◆ DATASET
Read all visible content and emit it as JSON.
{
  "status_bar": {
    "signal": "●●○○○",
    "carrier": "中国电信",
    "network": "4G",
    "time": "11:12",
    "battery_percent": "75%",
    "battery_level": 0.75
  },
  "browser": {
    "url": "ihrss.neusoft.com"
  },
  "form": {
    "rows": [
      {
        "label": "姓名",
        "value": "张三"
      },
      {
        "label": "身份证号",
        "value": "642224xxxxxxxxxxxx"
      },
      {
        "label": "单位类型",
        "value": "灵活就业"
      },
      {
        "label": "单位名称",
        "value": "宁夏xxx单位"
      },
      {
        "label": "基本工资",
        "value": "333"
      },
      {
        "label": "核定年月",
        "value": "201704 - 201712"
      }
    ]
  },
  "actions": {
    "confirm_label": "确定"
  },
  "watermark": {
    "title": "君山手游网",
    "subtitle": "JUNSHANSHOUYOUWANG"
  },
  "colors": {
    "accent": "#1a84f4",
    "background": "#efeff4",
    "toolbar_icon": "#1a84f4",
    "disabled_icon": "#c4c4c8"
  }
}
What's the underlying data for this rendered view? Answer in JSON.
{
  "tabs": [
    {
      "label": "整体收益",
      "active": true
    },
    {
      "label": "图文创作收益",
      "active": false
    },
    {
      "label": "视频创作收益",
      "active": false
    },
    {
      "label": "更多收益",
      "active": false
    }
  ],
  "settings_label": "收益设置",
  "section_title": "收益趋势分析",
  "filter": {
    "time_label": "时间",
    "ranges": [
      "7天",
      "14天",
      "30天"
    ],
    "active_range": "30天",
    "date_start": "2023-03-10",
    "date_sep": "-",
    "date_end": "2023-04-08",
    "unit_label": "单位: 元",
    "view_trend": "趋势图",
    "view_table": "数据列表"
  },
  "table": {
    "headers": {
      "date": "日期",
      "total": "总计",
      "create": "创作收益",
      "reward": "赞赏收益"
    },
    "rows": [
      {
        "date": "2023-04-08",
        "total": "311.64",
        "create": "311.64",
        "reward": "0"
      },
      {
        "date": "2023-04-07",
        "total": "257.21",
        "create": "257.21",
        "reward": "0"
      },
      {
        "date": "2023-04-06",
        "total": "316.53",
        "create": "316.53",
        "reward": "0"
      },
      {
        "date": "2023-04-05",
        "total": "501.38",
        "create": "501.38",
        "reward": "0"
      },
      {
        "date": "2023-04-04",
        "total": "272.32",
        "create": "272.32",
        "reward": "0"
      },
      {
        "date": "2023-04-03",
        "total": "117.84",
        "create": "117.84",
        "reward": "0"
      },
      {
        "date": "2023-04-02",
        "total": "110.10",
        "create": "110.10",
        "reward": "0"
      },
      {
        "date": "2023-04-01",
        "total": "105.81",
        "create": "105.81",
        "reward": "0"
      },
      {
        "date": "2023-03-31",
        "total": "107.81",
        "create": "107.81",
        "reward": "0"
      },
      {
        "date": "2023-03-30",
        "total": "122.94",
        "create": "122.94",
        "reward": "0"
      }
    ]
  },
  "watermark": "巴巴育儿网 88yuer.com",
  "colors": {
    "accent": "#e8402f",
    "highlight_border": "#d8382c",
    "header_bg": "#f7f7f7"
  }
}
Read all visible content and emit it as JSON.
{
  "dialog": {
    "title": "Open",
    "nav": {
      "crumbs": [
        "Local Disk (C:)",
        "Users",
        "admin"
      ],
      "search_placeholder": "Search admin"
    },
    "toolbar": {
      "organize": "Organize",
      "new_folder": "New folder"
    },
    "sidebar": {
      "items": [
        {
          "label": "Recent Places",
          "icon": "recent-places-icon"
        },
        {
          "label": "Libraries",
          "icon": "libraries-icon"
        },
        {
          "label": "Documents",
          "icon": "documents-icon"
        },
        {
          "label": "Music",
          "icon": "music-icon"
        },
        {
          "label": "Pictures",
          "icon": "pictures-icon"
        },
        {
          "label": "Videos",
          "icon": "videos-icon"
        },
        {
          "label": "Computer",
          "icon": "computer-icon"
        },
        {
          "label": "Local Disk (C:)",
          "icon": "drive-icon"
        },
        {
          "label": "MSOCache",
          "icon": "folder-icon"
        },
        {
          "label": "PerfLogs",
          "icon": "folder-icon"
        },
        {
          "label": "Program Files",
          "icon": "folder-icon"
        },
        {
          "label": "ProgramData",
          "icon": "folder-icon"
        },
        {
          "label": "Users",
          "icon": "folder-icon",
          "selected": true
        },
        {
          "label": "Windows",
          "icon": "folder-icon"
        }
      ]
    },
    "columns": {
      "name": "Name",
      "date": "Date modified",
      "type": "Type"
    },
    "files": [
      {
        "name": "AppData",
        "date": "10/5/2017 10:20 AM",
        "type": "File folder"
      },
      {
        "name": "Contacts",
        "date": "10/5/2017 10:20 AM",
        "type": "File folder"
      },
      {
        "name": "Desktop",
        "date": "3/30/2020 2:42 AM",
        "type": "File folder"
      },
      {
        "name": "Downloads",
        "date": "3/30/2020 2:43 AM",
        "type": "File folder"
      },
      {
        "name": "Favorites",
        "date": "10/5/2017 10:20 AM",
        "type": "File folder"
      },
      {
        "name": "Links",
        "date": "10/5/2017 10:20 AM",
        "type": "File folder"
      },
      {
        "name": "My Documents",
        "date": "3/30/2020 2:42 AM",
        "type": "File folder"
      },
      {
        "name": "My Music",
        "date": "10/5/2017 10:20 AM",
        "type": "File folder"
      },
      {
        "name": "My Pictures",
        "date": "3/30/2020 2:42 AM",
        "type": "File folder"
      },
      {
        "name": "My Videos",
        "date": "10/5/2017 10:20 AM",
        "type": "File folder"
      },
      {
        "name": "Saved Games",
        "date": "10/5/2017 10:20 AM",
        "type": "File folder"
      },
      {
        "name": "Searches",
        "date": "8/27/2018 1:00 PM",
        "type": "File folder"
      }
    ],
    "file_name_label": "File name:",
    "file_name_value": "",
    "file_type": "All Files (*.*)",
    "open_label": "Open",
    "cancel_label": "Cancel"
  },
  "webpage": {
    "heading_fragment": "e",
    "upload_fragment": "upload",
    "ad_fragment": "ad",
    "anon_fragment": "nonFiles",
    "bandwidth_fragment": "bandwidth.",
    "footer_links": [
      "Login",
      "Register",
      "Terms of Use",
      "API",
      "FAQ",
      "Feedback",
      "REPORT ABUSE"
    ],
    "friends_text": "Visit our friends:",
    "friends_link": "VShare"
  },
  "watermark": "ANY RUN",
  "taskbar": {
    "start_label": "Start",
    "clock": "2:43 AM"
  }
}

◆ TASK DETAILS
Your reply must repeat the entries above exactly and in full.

◆ EXERCISE RESPONSE
Read all visible content and emit it as JSON.
{
  "status_bar": {
    "signal": "●●○○○",
    "carrier": "中国电信",
    "network": "4G",
    "time": "11:12",
    "battery_percent": "75%",
    "battery_level": 0.75
  },
  "browser": {
    "url": "ihrss.neusoft.com"
  },
  "form": {
    "rows": [
      {
        "label": "姓名",
        "value": "张三"
      },
      {
        "label": "身份证号",
        "value": "642224xxxxxxxxxxxx"
      },
      {
        "label": "单位类型",
        "value": "灵活就业"
      },
      {
        "label": "单位名称",
        "value": "宁夏xxx单位"
      },
      {
        "label": "基本工资",
        "value": "333"
      },
      {
        "label": "核定年月",
        "value": "201704 - 201712"
      }
    ]
  },
  "actions": {
    "confirm_label": "确定"
  },
  "watermark": {
    "title": "君山手游网",
    "subtitle": "JUNSHANSHOUYOUWANG"
  },
  "colors": {
    "accent": "#1a84f4",
    "background": "#efeff4",
    "toolbar_icon": "#1a84f4",
    "disabled_icon": "#c4c4c8"
  }
}
What's the underlying data for this rendered view? Answer in JSON.
{
  "tabs": [
    {
      "label": "整体收益",
      "active": true
    },
    {
      "label": "图文创作收益",
      "active": false
    },
    {
      "label": "视频创作收益",
      "active": false
    },
    {
      "label": "更多收益",
      "active": false
    }
  ],
  "settings_label": "收益设置",
  "section_title": "收益趋势分析",
  "filter": {
    "time_label": "时间",
    "ranges": [
      "7天",
      "14天",
      "30天"
    ],
    "active_range": "30天",
    "date_start": "2023-03-10",
    "date_sep": "-",
    "date_end": "2023-04-08",
    "unit_label": "单位: 元",
    "view_trend": "趋势图",
    "view_table": "数据列表"
  },
  "table": {
    "headers": {
      "date": "日期",
      "total": "总计",
      "create": "创作收益",
      "reward": "赞赏收益"
    },
    "rows": [
      {
        "date": "2023-04-08",
        "total": "311.64",
        "create": "311.64",
        "reward": "0"
      },
      {
        "date": "2023-04-07",
        "total": "257.21",
        "create": "257.21",
        "reward": "0"
      },
      {
        "date": "2023-04-06",
        "total": "316.53",
        "create": "316.53",
        "reward": "0"
      },
      {
        "date": "2023-04-05",
        "total": "501.38",
        "create": "501.38",
        "reward": "0"
      },
      {
        "date": "2023-04-04",
        "total": "272.32",
        "create": "272.32",
        "reward": "0"
      },
      {
        "date": "2023-04-03",
        "total": "117.84",
        "create": "117.84",
        "reward": "0"
      },
      {
        "date": "2023-04-02",
        "total": "110.10",
        "create": "110.10",
        "reward": "0"
      },
      {
        "date": "2023-04-01",
        "total": "105.81",
        "create": "105.81",
        "reward": "0"
      },
      {
        "date": "2023-03-31",
        "total": "107.81",
        "create": "107.81",
        "reward": "0"
      },
      {
        "date": "2023-03-30",
        "total": "122.94",
        "create": "122.94",
        "reward": "0"
      }
    ]
  },
  "watermark": "巴巴育儿网 88yuer.com",
  "colors": {
    "accent": "#e8402f",
    "highlight_border": "#d8382c",
    "header_bg": "#f7f7f7"
  }
}
Read all visible content and emit it as JSON.
{
  "dialog": {
    "title": "Open",
    "nav": {
      "crumbs": [
        "Local Disk (C:)",
        "Users",
        "admin"
      ],
      "search_placeholder": "Search admin"
    },
    "toolbar": {
      "organize": "Organize",
      "new_folder": "New folder"
    },
    "sidebar": {
      "items": [
        {
          "label": "Recent Places",
          "icon": "recent-places-icon"
        },
        {
          "label": "Libraries",
          "icon": "libraries-icon"
        },
        {
          "label": "Documents",
          "icon": "documents-icon"
        },
        {
          "label": "Music",
          "icon": "music-icon"
        },
        {
          "label": "Pictures",
          "icon": "pictures-icon"
        },
        {
          "label": "Videos",
          "icon": "videos-icon"
        },
        {
          "label": "Computer",
          "icon": "computer-icon"
        },
        {
          "label": "Local Disk (C:)",
          "icon": "drive-icon"
        },
        {
          "label": "MSOCache",
          "icon": "folder-icon"
        },
        {
          "label": "PerfLogs",
          "icon": "folder-icon"
        },
        {
          "label": "Program Files",
          "icon": "folder-icon"
        },
        {
          "label": "ProgramData",
          "icon": "folder-icon"
        },
        {
          "label": "Users",
          "icon": "folder-icon",
          "selected": true
        },
        {
          "label": "Windows",
          "icon": "folder-icon"
        }
      ]
    },
    "columns": {
      "name": "Name",
      "date": "Date modified",
      "type": "Type"
    },
    "files": [
      {
        "name": "AppData",
        "date": "10/5/2017 10:20 AM",
        "type": "File folder"
      },
      {
        "name": "Contacts",
        "date": "10/5/2017 10:20 AM",
        "type": "File folder"
      },
      {
        "name": "Desktop",
        "date": "3/30/2020 2:42 AM",
        "type": "File folder"
      },
      {
        "name": "Downloads",
        "date": "3/30/2020 2:43 AM",
        "type": "File folder"
      },
      {
        "name": "Favorites",
        "date": "10/5/2017 10:20 AM",
        "type": "File folder"
      },
      {
        "name": "Links",
        "date": "10/5/2017 10:20 AM",
        "type": "File folder"
      },
      {
        "name": "My Documents",
        "date": "3/30/2020 2:42 AM",
        "type": "File folder"
      },
      {
        "name": "My Music",
        "date": "10/5/2017 10:20 AM",
        "type": "File folder"
      },
      {
        "name": "My Pictures",
        "date": "3/30/2020 2:42 AM",
        "type": "File folder"
      },
      {
        "name": "My Videos",
        "date": "10/5/2017 10:20 AM",
        "type": "File folder"
      },
      {
        "name": "Saved Games",
        "date": "10/5/2017 10:20 AM",
        "type": "File folder"
      },
      {
        "name": "Searches",
        "date": "8/27/2018 1:00 PM",
        "type": "File folder"
      }
    ],
    "file_name_label": "File name:",
    "file_name_value": "",
    "file_type": "All Files (*.*)",
    "open_label": "Open",
    "cancel_label": "Cancel"
  },
  "webpage": {
    "heading_fragment": "e",
    "upload_fragment": "upload",
    "ad_fragment": "ad",
    "anon_fragment": "nonFiles",
    "bandwidth_fragment": "bandwidth.",
    "footer_links": [
      "Login",
      "Register",
      "Terms of Use",
      "API",
      "FAQ",
      "Feedback",
      "REPORT ABUSE"
    ],
    "friends_text": "Visit our friends:",
    "friends_link": "VShare"
  },
  "watermark": "ANY RUN",
  "taskbar": {
    "start_label": "Start",
    "clock": "2:43 AM"
  }
}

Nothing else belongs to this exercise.